__About this task__. Where does the word "icon" show up in the data? Please find each such line and copy it.
Start of Data in this exercise
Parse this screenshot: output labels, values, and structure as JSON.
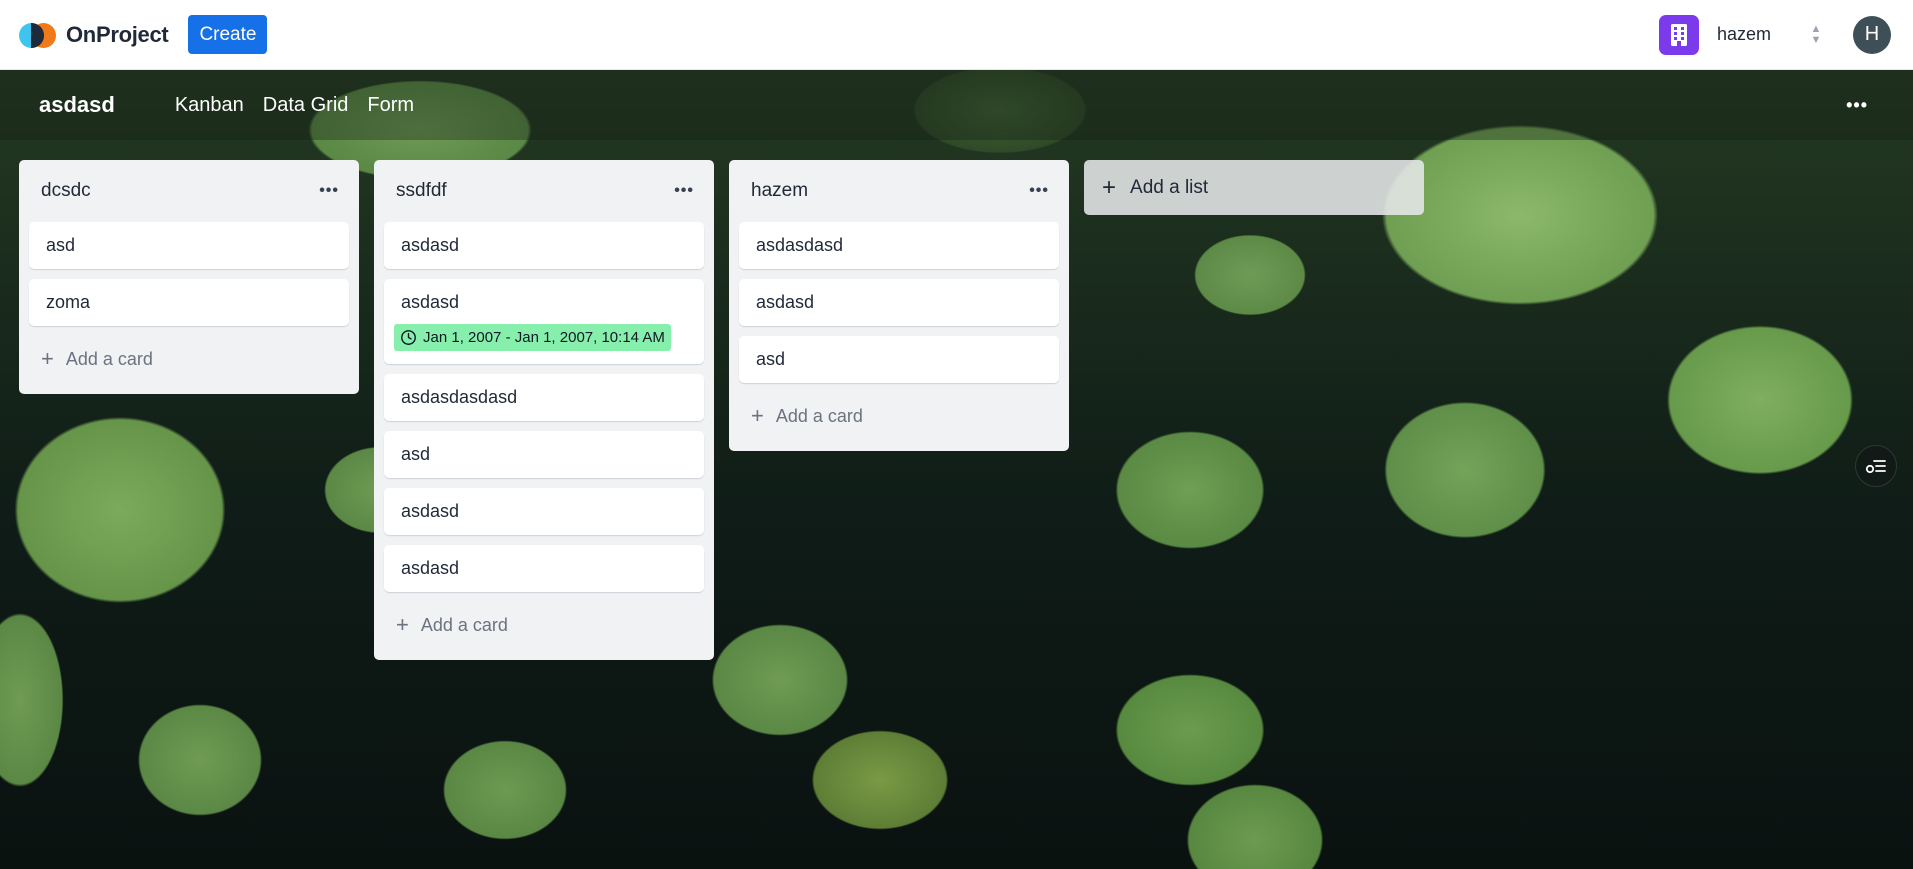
{
  "app": {
    "name": "OnProject",
    "create_label": "Create"
  },
  "workspace": {
    "name": "hazem",
    "avatar_initial": "H",
    "icon": "building-icon",
    "accent": "#7c3aed"
  },
  "board": {
    "title": "asdasd",
    "views": [
      "Kanban",
      "Data Grid",
      "Form"
    ],
    "menu_icon": "more-horizontal-icon"
  },
  "lists": [
    {
      "title": "dcsdc",
      "cards": [
        {
          "title": "asd"
        },
        {
          "title": "zoma"
        }
      ],
      "add_card_label": "Add a card"
    },
    {
      "title": "ssdfdf",
      "cards": [
        {
          "title": "asdasd"
        },
        {
          "title": "asdasd",
          "date_badge": "Jan 1, 2007 - Jan 1, 2007, 10:14 AM"
        },
        {
          "title": "asdasdasdasd"
        },
        {
          "title": "asd"
        },
        {
          "title": "asdasd"
        },
        {
          "title": "asdasd"
        }
      ],
      "add_card_label": "Add a card"
    },
    {
      "title": "hazem",
      "cards": [
        {
          "title": "asdasdasd"
        },
        {
          "title": "asdasd"
        },
        {
          "title": "asd"
        }
      ],
      "add_card_label": "Add a card"
    }
  ],
  "add_list_label": "Add a list",
  "colors": {
    "primary": "#1670e8",
    "badge": "#86efac",
    "list_bg": "#f1f2f4"
  }
}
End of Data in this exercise
__Task output__.
    "icon": "building-icon",
    "menu_icon": "more-horizontal-icon"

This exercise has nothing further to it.